*** Block opens ***

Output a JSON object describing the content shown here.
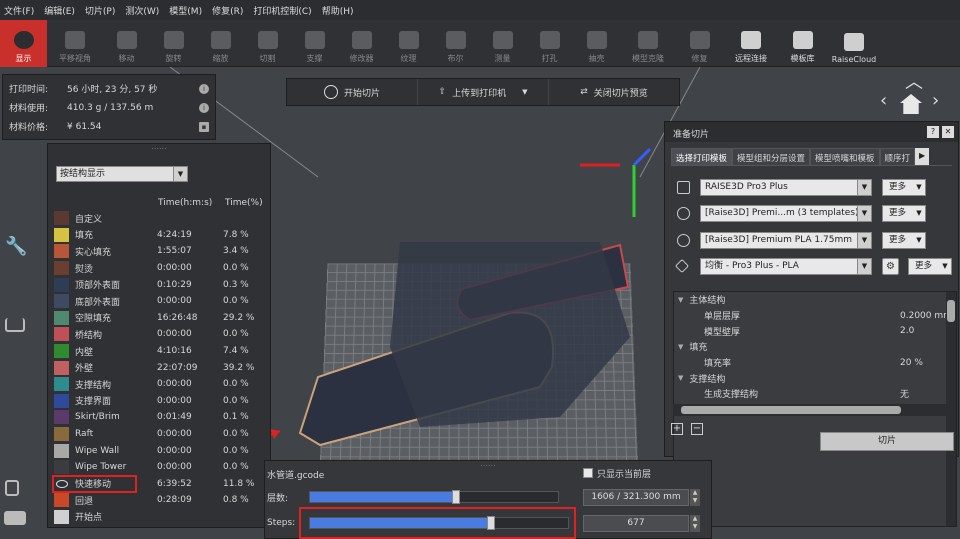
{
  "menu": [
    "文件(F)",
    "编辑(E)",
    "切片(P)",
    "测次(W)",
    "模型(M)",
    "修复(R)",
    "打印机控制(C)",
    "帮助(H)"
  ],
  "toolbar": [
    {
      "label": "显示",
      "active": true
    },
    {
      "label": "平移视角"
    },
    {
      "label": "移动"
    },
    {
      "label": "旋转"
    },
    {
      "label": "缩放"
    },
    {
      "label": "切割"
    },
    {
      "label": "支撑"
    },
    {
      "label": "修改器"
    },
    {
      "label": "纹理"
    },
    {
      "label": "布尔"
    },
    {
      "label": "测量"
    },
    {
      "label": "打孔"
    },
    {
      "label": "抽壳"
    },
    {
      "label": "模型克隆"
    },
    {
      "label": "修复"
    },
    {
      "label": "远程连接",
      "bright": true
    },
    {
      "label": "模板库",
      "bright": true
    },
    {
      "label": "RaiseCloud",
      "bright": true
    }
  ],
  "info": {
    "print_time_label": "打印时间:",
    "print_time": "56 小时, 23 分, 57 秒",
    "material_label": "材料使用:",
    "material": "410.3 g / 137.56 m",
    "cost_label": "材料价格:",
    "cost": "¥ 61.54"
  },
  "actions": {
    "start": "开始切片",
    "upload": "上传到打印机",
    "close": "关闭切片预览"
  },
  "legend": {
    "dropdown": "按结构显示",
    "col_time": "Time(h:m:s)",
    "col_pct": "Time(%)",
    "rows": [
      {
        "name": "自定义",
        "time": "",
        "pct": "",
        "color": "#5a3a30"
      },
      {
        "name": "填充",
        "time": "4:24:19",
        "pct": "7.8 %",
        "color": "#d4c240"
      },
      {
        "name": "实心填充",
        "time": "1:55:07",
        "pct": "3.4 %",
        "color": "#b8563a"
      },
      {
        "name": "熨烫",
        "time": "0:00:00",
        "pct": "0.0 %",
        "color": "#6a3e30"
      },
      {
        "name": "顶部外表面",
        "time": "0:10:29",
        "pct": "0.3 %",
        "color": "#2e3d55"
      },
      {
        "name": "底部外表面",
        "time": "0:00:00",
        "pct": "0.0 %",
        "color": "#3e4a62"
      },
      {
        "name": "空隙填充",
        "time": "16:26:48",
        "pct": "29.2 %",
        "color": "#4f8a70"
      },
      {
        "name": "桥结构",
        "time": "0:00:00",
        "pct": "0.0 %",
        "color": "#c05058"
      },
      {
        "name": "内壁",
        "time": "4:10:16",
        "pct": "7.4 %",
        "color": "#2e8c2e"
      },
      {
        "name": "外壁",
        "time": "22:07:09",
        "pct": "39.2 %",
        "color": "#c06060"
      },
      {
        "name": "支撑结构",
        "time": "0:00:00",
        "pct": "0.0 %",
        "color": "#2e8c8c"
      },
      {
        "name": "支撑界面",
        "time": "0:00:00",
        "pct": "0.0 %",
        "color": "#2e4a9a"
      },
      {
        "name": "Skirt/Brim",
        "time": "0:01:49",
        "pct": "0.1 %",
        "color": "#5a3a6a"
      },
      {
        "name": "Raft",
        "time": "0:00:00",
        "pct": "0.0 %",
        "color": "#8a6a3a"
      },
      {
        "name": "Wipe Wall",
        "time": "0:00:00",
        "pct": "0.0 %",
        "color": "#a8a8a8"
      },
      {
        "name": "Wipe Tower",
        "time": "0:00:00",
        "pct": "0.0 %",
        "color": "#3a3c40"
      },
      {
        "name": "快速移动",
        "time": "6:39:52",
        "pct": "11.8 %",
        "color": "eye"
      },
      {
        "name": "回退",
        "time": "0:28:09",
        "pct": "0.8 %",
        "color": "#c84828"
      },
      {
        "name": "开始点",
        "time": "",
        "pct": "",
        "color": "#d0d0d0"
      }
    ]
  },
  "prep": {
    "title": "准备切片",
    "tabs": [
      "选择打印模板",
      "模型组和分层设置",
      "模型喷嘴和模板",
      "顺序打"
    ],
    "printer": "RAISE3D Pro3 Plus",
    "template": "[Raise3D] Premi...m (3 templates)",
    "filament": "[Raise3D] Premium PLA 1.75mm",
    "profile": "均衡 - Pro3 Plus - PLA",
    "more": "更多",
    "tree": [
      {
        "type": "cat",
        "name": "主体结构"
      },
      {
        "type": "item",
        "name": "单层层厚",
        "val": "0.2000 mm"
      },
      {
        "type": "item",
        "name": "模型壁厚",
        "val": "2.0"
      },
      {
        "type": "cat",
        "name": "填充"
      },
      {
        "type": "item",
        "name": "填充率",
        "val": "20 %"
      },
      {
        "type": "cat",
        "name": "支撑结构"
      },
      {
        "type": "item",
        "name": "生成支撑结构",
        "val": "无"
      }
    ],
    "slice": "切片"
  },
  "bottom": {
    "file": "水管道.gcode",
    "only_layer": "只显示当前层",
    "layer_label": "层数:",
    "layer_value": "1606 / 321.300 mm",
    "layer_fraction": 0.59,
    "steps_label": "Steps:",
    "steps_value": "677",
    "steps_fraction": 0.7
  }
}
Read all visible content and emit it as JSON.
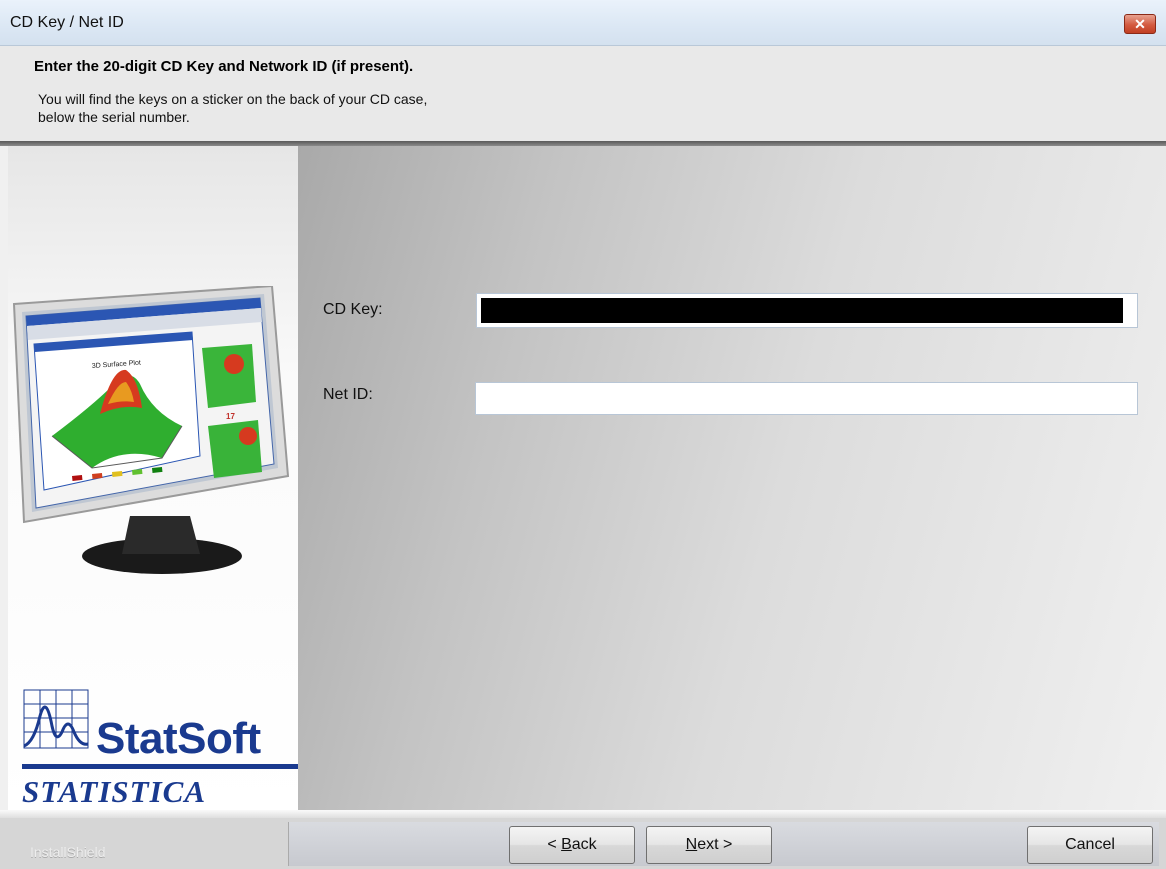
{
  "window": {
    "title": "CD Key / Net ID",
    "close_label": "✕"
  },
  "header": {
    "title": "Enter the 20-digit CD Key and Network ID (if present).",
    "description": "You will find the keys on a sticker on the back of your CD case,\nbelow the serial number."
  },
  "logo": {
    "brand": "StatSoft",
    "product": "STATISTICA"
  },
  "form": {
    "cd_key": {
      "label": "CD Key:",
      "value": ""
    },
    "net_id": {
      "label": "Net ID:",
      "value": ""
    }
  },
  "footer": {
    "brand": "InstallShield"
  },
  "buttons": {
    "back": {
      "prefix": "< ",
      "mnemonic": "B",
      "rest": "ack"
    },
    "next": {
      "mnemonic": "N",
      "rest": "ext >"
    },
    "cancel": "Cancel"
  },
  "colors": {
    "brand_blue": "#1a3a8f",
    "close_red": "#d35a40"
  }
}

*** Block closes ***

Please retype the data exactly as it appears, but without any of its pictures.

* **SOLUTION TO THIS EXERCISE**:
Output a JSON object describing the content shown here.
{
  "menu": [
    "文件(F)",
    "编辑(E)",
    "切片(P)",
    "测次(W)",
    "模型(M)",
    "修复(R)",
    "打印机控制(C)",
    "帮助(H)"
  ],
  "toolbar": [
    {
      "label": "显示",
      "active": true
    },
    {
      "label": "平移视角"
    },
    {
      "label": "移动"
    },
    {
      "label": "旋转"
    },
    {
      "label": "缩放"
    },
    {
      "label": "切割"
    },
    {
      "label": "支撑"
    },
    {
      "label": "修改器"
    },
    {
      "label": "纹理"
    },
    {
      "label": "布尔"
    },
    {
      "label": "测量"
    },
    {
      "label": "打孔"
    },
    {
      "label": "抽壳"
    },
    {
      "label": "模型克隆"
    },
    {
      "label": "修复"
    },
    {
      "label": "远程连接",
      "bright": true
    },
    {
      "label": "模板库",
      "bright": true
    },
    {
      "label": "RaiseCloud",
      "bright": true
    }
  ],
  "info": {
    "print_time_label": "打印时间:",
    "print_time": "56 小时, 23 分, 57 秒",
    "material_label": "材料使用:",
    "material": "410.3 g / 137.56 m",
    "cost_label": "材料价格:",
    "cost": "¥ 61.54"
  },
  "actions": {
    "start": "开始切片",
    "upload": "上传到打印机",
    "close": "关闭切片预览"
  },
  "legend": {
    "dropdown": "按结构显示",
    "col_time": "Time(h:m:s)",
    "col_pct": "Time(%)",
    "rows": [
      {
        "name": "自定义",
        "time": "",
        "pct": "",
        "color": "#5a3a30"
      },
      {
        "name": "填充",
        "time": "4:24:19",
        "pct": "7.8 %",
        "color": "#d4c240"
      },
      {
        "name": "实心填充",
        "time": "1:55:07",
        "pct": "3.4 %",
        "color": "#b8563a"
      },
      {
        "name": "熨烫",
        "time": "0:00:00",
        "pct": "0.0 %",
        "color": "#6a3e30"
      },
      {
        "name": "顶部外表面",
        "time": "0:10:29",
        "pct": "0.3 %",
        "color": "#2e3d55"
      },
      {
        "name": "底部外表面",
        "time": "0:00:00",
        "pct": "0.0 %",
        "color": "#3e4a62"
      },
      {
        "name": "空隙填充",
        "time": "16:26:48",
        "pct": "29.2 %",
        "color": "#4f8a70"
      },
      {
        "name": "桥结构",
        "time": "0:00:00",
        "pct": "0.0 %",
        "color": "#c05058"
      },
      {
        "name": "内壁",
        "time": "4:10:16",
        "pct": "7.4 %",
        "color": "#2e8c2e"
      },
      {
        "name": "外壁",
        "time": "22:07:09",
        "pct": "39.2 %",
        "color": "#c06060"
      },
      {
        "name": "支撑结构",
        "time": "0:00:00",
        "pct": "0.0 %",
        "color": "#2e8c8c"
      },
      {
        "name": "支撑界面",
        "time": "0:00:00",
        "pct": "0.0 %",
        "color": "#2e4a9a"
      },
      {
        "name": "Skirt/Brim",
        "time": "0:01:49",
        "pct": "0.1 %",
        "color": "#5a3a6a"
      },
      {
        "name": "Raft",
        "time": "0:00:00",
        "pct": "0.0 %",
        "color": "#8a6a3a"
      },
      {
        "name": "Wipe Wall",
        "time": "0:00:00",
        "pct": "0.0 %",
        "color": "#a8a8a8"
      },
      {
        "name": "Wipe Tower",
        "time": "0:00:00",
        "pct": "0.0 %",
        "color": "#3a3c40"
      },
      {
        "name": "快速移动",
        "time": "6:39:52",
        "pct": "11.8 %",
        "color": "eye"
      },
      {
        "name": "回退",
        "time": "0:28:09",
        "pct": "0.8 %",
        "color": "#c84828"
      },
      {
        "name": "开始点",
        "time": "",
        "pct": "",
        "color": "#d0d0d0"
      }
    ]
  },
  "prep": {
    "title": "准备切片",
    "tabs": [
      "选择打印模板",
      "模型组和分层设置",
      "模型喷嘴和模板",
      "顺序打"
    ],
    "printer": "RAISE3D Pro3 Plus",
    "template": "[Raise3D] Premi...m (3 templates)",
    "filament": "[Raise3D] Premium PLA 1.75mm",
    "profile": "均衡 - Pro3 Plus - PLA",
    "more": "更多",
    "tree": [
      {
        "type": "cat",
        "name": "主体结构"
      },
      {
        "type": "item",
        "name": "单层层厚",
        "val": "0.2000 mm"
      },
      {
        "type": "item",
        "name": "模型壁厚",
        "val": "2.0"
      },
      {
        "type": "cat",
        "name": "填充"
      },
      {
        "type": "item",
        "name": "填充率",
        "val": "20 %"
      },
      {
        "type": "cat",
        "name": "支撑结构"
      },
      {
        "type": "item",
        "name": "生成支撑结构",
        "val": "无"
      }
    ],
    "slice": "切片"
  },
  "bottom": {
    "file": "水管道.gcode",
    "only_layer": "只显示当前层",
    "layer_label": "层数:",
    "layer_value": "1606 / 321.300 mm",
    "layer_fraction": 0.59,
    "steps_label": "Steps:",
    "steps_value": "677",
    "steps_fraction": 0.7
  }
}
Read all visible content and emit it as JSON.
{
  "window": {
    "title": "CD Key / Net ID",
    "close_label": "✕"
  },
  "header": {
    "title": "Enter the 20-digit CD Key and Network ID (if present).",
    "description": "You will find the keys on a sticker on the back of your CD case,\nbelow the serial number."
  },
  "logo": {
    "brand": "StatSoft",
    "product": "STATISTICA"
  },
  "form": {
    "cd_key": {
      "label": "CD Key:",
      "value": ""
    },
    "net_id": {
      "label": "Net ID:",
      "value": ""
    }
  },
  "footer": {
    "brand": "InstallShield"
  },
  "buttons": {
    "back": {
      "prefix": "< ",
      "mnemonic": "B",
      "rest": "ack"
    },
    "next": {
      "mnemonic": "N",
      "rest": "ext >"
    },
    "cancel": "Cancel"
  },
  "colors": {
    "brand_blue": "#1a3a8f",
    "close_red": "#d35a40"
  }
}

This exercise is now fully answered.